The SEC continues to press its view that a plaintiff need not provide information to the SEC in order to bring a claim under the Dodd-Frank Act’s anti-retaliation provisions.
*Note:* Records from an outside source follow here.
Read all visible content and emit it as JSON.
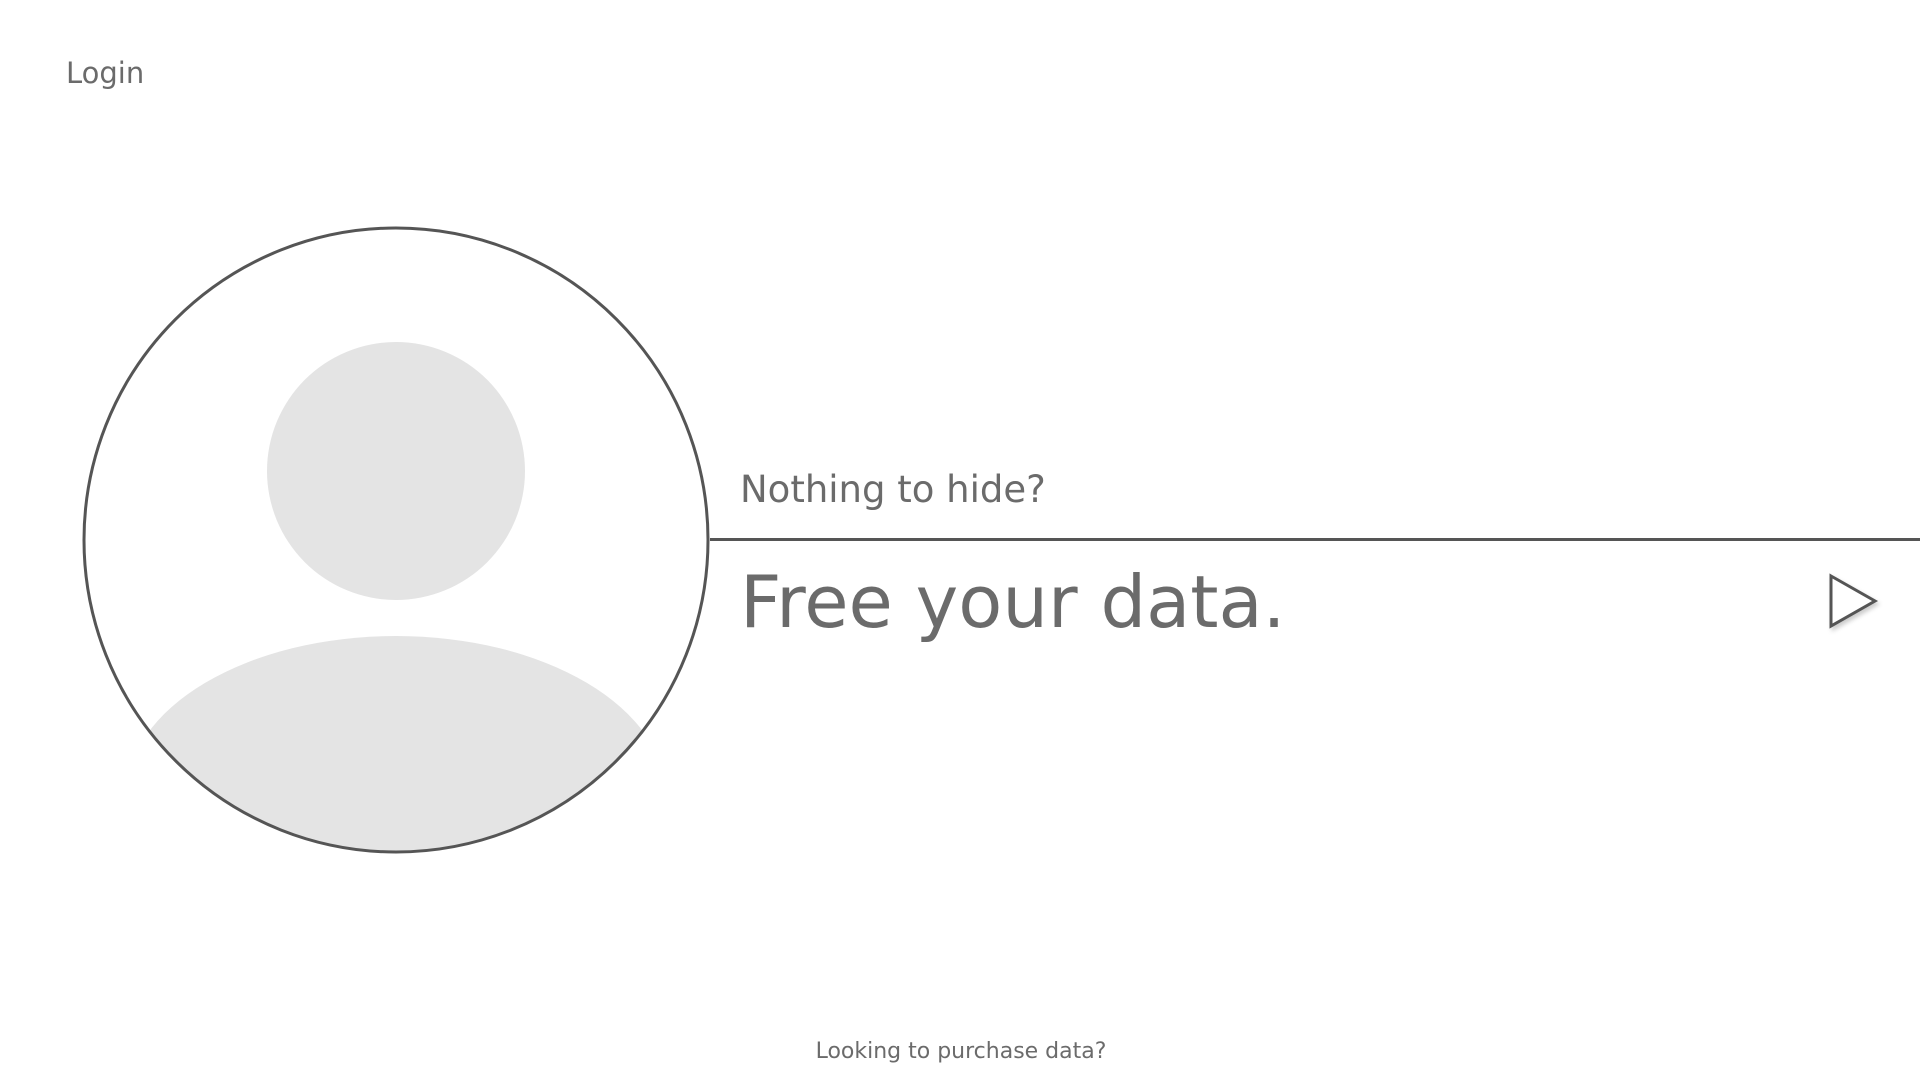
{
  "header": {
    "login_label": "Login"
  },
  "hero": {
    "tagline": "Nothing to hide?",
    "headline": "Free your data."
  },
  "icons": {
    "avatar": "user-avatar-icon",
    "submit": "play-triangle-icon"
  },
  "colors": {
    "text": "#6b6b6b",
    "outline": "#555555",
    "placeholder_fill": "#e4e4e4"
  },
  "footer": {
    "link": "Looking to purchase data?"
  }
}
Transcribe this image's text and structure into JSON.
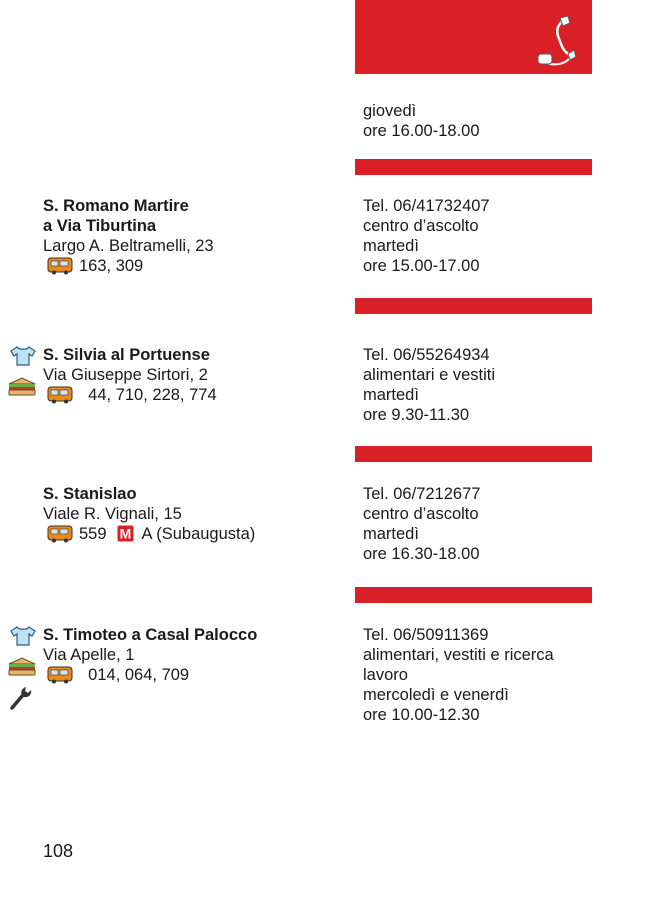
{
  "header": {
    "continued": [
      "giovedì",
      "ore 16.00-18.00"
    ]
  },
  "entries": [
    {
      "name": [
        "S. Romano Martire",
        "a Via Tiburtina"
      ],
      "address": "Largo A. Beltramelli, 23",
      "bus": "163, 309",
      "details": [
        "Tel. 06/41732407",
        "centro d’ascolto",
        "martedì",
        "ore 15.00-17.00"
      ]
    },
    {
      "name": [
        "S. Silvia al Portuense"
      ],
      "address": "Via Giuseppe Sirtori, 2",
      "bus": "44, 710, 228, 774",
      "details": [
        "Tel. 06/55264934",
        "alimentari e vestiti",
        "martedì",
        "ore 9.30-11.30"
      ]
    },
    {
      "name": [
        "S. Stanislao"
      ],
      "address": "Viale R. Vignali, 15",
      "bus": "559",
      "metro": "A (Subaugusta)",
      "details": [
        "Tel. 06/7212677",
        "centro d’ascolto",
        "martedì",
        "ore 16.30-18.00"
      ]
    },
    {
      "name": [
        "S. Timoteo a Casal Palocco"
      ],
      "address": "Via Apelle, 1",
      "bus": "014, 064, 709",
      "details": [
        "Tel. 06/50911369",
        "alimentari, vestiti e ricerca",
        "lavoro",
        "mercoledì e venerdì",
        "ore 10.00-12.30"
      ]
    }
  ],
  "metro_letter": "M",
  "page_number": "108",
  "colors": {
    "accent_red": "#d92027",
    "bus_orange": "#e98a1a"
  },
  "icons": [
    "phone-icon",
    "clothes-icon",
    "food-icon",
    "bus-icon",
    "metro-icon",
    "wrench-icon"
  ]
}
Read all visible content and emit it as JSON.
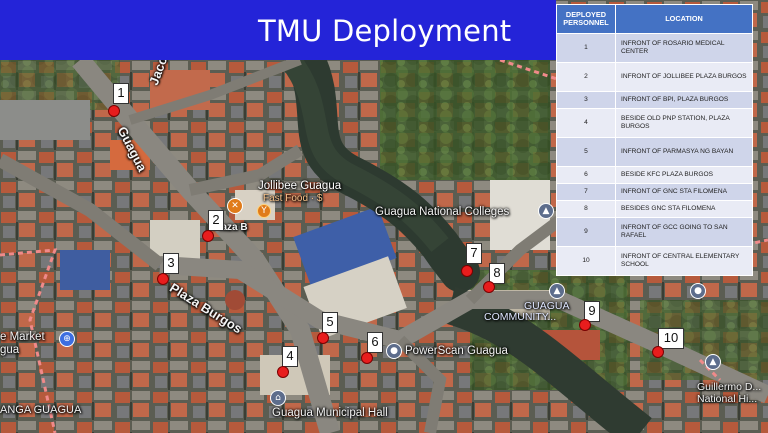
{
  "title": "TMU Deployment",
  "colors": {
    "title_bar": "#2424d8",
    "table_header": "#4472c4",
    "table_row_dark": "#cfd5ea",
    "table_row_light": "#e9ebf5",
    "marker": "#e81d1d"
  },
  "table": {
    "headers": {
      "personnel": "DEPLOYED PERSONNEL",
      "location": "LOCATION"
    },
    "rows": [
      {
        "num": "1",
        "location": "INFRONT OF ROSARIO MEDICAL CENTER"
      },
      {
        "num": "2",
        "location": "INFRONT OF JOLLIBEE PLAZA BURGOS"
      },
      {
        "num": "3",
        "location": "INFRONT OF BPI, PLAZA BURGOS"
      },
      {
        "num": "4",
        "location": "BESIDE OLD PNP STATION, PLAZA BURGOS"
      },
      {
        "num": "5",
        "location": "INFRONT OF PARMASYA NG BAYAN"
      },
      {
        "num": "6",
        "location": "BESIDE KFC PLAZA BURGOS"
      },
      {
        "num": "7",
        "location": "INFRONT OF GNC STA FILOMENA"
      },
      {
        "num": "8",
        "location": "BESIDES GNC STA FILOMENA"
      },
      {
        "num": "9",
        "location": "INFRONT OF GCC GOING TO SAN RAFAEL"
      },
      {
        "num": "10",
        "location": "INFRONT OF CENTRAL ELEMENTARY SCHOOL"
      }
    ]
  },
  "map_labels": {
    "street_guagua": "Guagua",
    "street_plaza_burgos": "Plaza Burgos",
    "street_top": "Jacolo",
    "street_left_top": "Guagua",
    "jollibee_name": "Jollibee Guagua",
    "jollibee_type": "Fast Food · $",
    "national_colleges": "Guagua National Colleges",
    "community_line1": "GUAGUA",
    "community_line2": "COMMUNITY...",
    "powerscan": "PowerScan Guagua",
    "municipal_hall": "Guagua Municipal Hall",
    "market": "e Market",
    "market_sub": "gua",
    "anga": "ANGA GUAGUA",
    "guillermo_line1": "Guillermo D...",
    "guillermo_line2": "National Hi...",
    "plaza_bur_small": "Plaza B"
  },
  "markers": [
    "1",
    "2",
    "3",
    "4",
    "5",
    "6",
    "7",
    "8",
    "9",
    "10"
  ],
  "icons": {
    "jollibee": "fork-knife-icon",
    "school": "school-icon",
    "community": "school-icon",
    "powerscan": "location-pin-icon",
    "municipal_hall": "government-icon",
    "market": "cart-icon",
    "guillermo": "school-icon",
    "right_pin": "location-pin-icon"
  }
}
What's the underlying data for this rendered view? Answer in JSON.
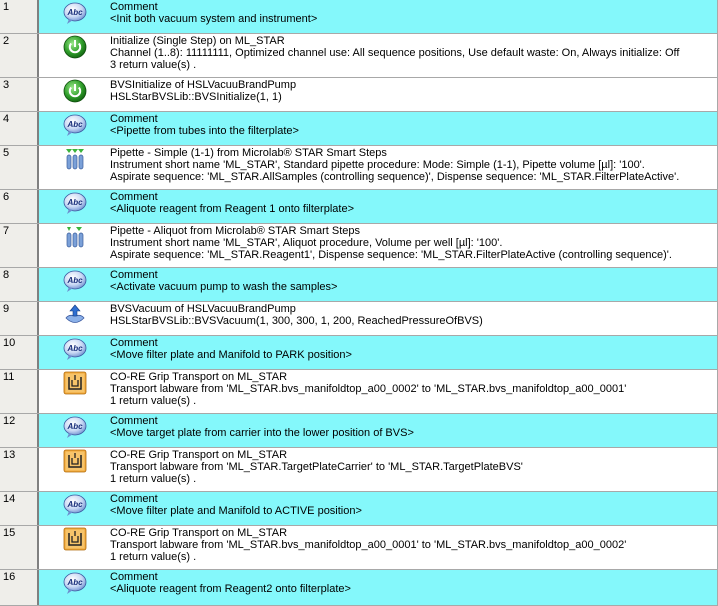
{
  "steps": [
    {
      "num": "1",
      "kind": "comment",
      "icon": "abc-comment-icon",
      "lines": [
        "Comment",
        "<Init both vacuum system and instrument>"
      ]
    },
    {
      "num": "2",
      "kind": "step",
      "icon": "power-icon",
      "lines": [
        "Initialize (Single Step) on ML_STAR",
        "Channel (1..8): 11111111, Optimized channel use: All sequence positions, Use default waste: On, Always initialize: Off",
        "3 return value(s) ."
      ]
    },
    {
      "num": "3",
      "kind": "step",
      "icon": "power-icon",
      "lines": [
        "BVSInitialize of HSLVacuuBrandPump",
        "HSLStarBVSLib::BVSInitialize(1, 1)"
      ]
    },
    {
      "num": "4",
      "kind": "comment",
      "icon": "abc-comment-icon",
      "lines": [
        "Comment",
        "<Pipette from tubes into the filterplate>"
      ]
    },
    {
      "num": "5",
      "kind": "step",
      "icon": "pipette-simple-icon",
      "lines": [
        "Pipette - Simple (1-1) from Microlab® STAR Smart Steps",
        "Instrument short name 'ML_STAR', Standard pipette procedure: Mode: Simple (1-1), Pipette volume [µl]: '100'.",
        "Aspirate sequence: 'ML_STAR.AllSamples (controlling sequence)', Dispense sequence: 'ML_STAR.FilterPlateActive'."
      ]
    },
    {
      "num": "6",
      "kind": "comment",
      "icon": "abc-comment-icon",
      "lines": [
        "Comment",
        "<Aliquote reagent from Reagent 1 onto filterplate>"
      ]
    },
    {
      "num": "7",
      "kind": "step",
      "icon": "pipette-aliquot-icon",
      "lines": [
        "Pipette - Aliquot from Microlab® STAR Smart Steps",
        "Instrument short name 'ML_STAR', Aliquot procedure, Volume per well [µl]: '100'.",
        "Aspirate sequence: 'ML_STAR.Reagent1', Dispense sequence: 'ML_STAR.FilterPlateActive (controlling sequence)'."
      ]
    },
    {
      "num": "8",
      "kind": "comment",
      "icon": "abc-comment-icon",
      "lines": [
        "Comment",
        "<Activate vacuum pump to wash the samples>"
      ]
    },
    {
      "num": "9",
      "kind": "step",
      "icon": "vacuum-icon",
      "lines": [
        "BVSVacuum of HSLVacuuBrandPump",
        "HSLStarBVSLib::BVSVacuum(1, 300, 300, 1, 200, ReachedPressureOfBVS)"
      ]
    },
    {
      "num": "10",
      "kind": "comment",
      "icon": "abc-comment-icon",
      "lines": [
        "Comment",
        "<Move filter plate and Manifold to PARK position>"
      ]
    },
    {
      "num": "11",
      "kind": "step",
      "icon": "grip-transport-icon",
      "lines": [
        "CO-RE Grip Transport on ML_STAR",
        "Transport labware from 'ML_STAR.bvs_manifoldtop_a00_0002' to 'ML_STAR.bvs_manifoldtop_a00_0001'",
        "1 return value(s) ."
      ]
    },
    {
      "num": "12",
      "kind": "comment",
      "icon": "abc-comment-icon",
      "lines": [
        "Comment",
        "<Move target plate from carrier into the lower position of BVS>"
      ]
    },
    {
      "num": "13",
      "kind": "step",
      "icon": "grip-transport-icon",
      "lines": [
        "CO-RE Grip Transport on ML_STAR",
        "Transport labware from 'ML_STAR.TargetPlateCarrier' to 'ML_STAR.TargetPlateBVS'",
        "1 return value(s) ."
      ]
    },
    {
      "num": "14",
      "kind": "comment",
      "icon": "abc-comment-icon",
      "lines": [
        "Comment",
        "<Move filter plate and Manifold to ACTIVE position>"
      ]
    },
    {
      "num": "15",
      "kind": "step",
      "icon": "grip-transport-icon",
      "lines": [
        "CO-RE Grip Transport on ML_STAR",
        "Transport labware from 'ML_STAR.bvs_manifoldtop_a00_0001' to 'ML_STAR.bvs_manifoldtop_a00_0002'",
        "1 return value(s) ."
      ]
    },
    {
      "num": "16",
      "kind": "comment",
      "icon": "abc-comment-icon",
      "lines": [
        "Comment",
        "<Aliquote reagent from Reagent2 onto filterplate>"
      ]
    }
  ],
  "colors": {
    "comment_bg": "#84f8fb",
    "step_bg": "#ffffff",
    "number_bg": "#efeeea"
  }
}
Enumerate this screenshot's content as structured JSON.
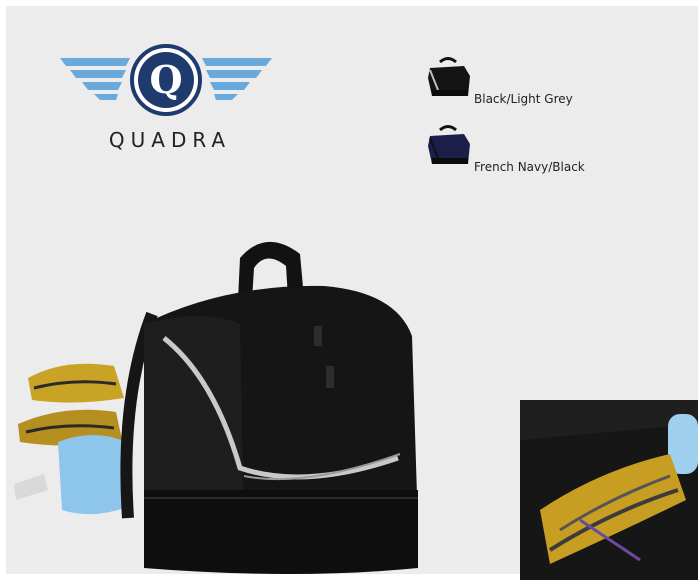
{
  "brand": {
    "name": "QUADRA",
    "logo_letter": "Q"
  },
  "colourways": [
    {
      "label": "Black/Light Grey",
      "icon": "bag-black-light-grey-icon"
    },
    {
      "label": "French Navy/Black",
      "icon": "bag-french-navy-black-icon"
    }
  ],
  "colors": {
    "background": "#ececec",
    "logo_blue": "#6aa9dc",
    "logo_navy": "#1f3a6d",
    "bag_black": "#141414",
    "trim_grey": "#c9c9c9"
  }
}
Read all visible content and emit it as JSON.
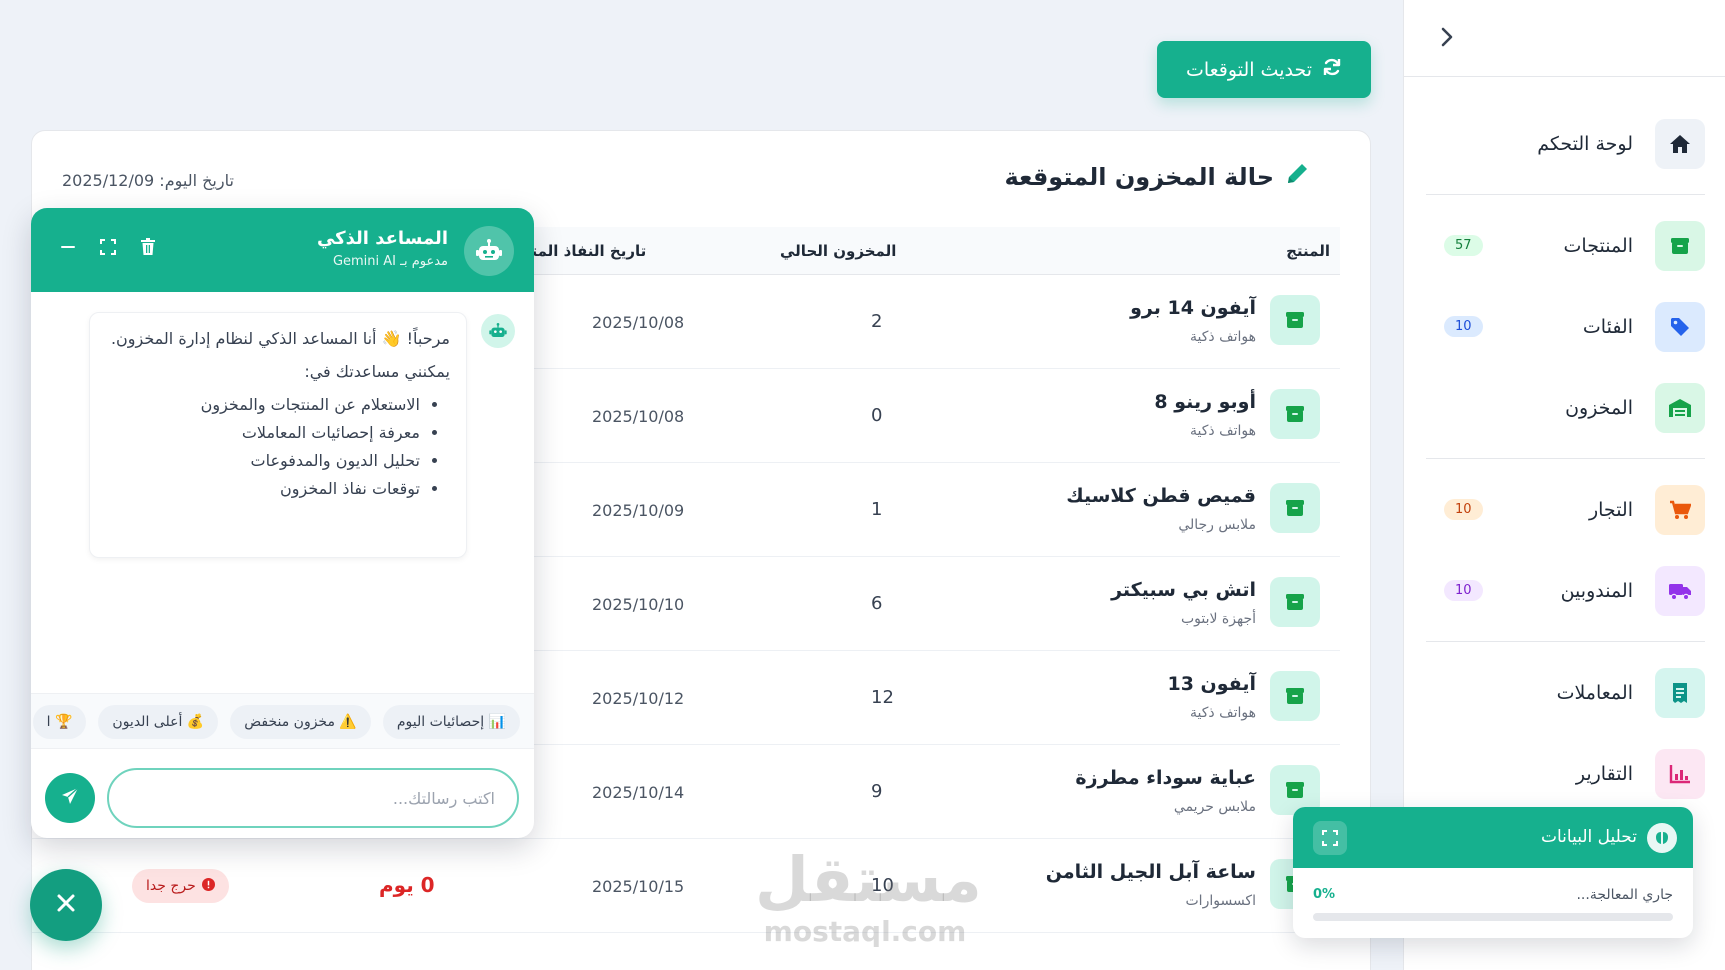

In our April 1, 2014, newsletter, we discussed the SEC’s amicus curiae brief in Liu v. Siemens, in which the SEC argued its position to the Second Circuit. (See April 1, 2014, newsletter, The SEC Tells the Second Circuit that Dodd-Frank Whistleblowers Need Not File a Whistleblower Report With the SEC ). In Liu, the Second Court declined to reach the issue, but rather affirmed dismissal of the complaint because it concluded that the anti-retaliation provisions did not have extraterritorial effect. (See October 3, 2014, newsletter,Second Circuit Holds That Dodd-Frank Anti-Retaliation Provisions Do Not Apply Extraterritorially).
On December 12, 2014, the SEC pressed the issue again in another amicus brief, this time to the Third Circuit in Safarian v. American DG Energy Inc., No. 14-2734 (3d Cir. 2014). Interestingly, the district court had not reached the SEC reporting issue because, even if reporting to the SEC was not required, the court concluded that the plaintiff’s internal reporting was not protected by SOX. As it did in the Liu amicus, the SEC argued that Dodd-Frank whistleblower provisions “do not unambiguously demonstrate congressional intent to restrict anti-retaliation protections to only those individuals who provide information to the SEC.” Because, in the SEC’s view, the statutory scheme is ambiguous, the SEC asserts that its rule that an individual is a whistleblower if he or she makes internal disclosures that are protected under SOX, is entitled to deference. While the Third Circuit may not need to address the issue raised in the SEC amicus, if it chooses to do so, a decision in the plaintiff’s favor would establish a Circuit split that would certainly invite the United States Supreme Court to consider the issue.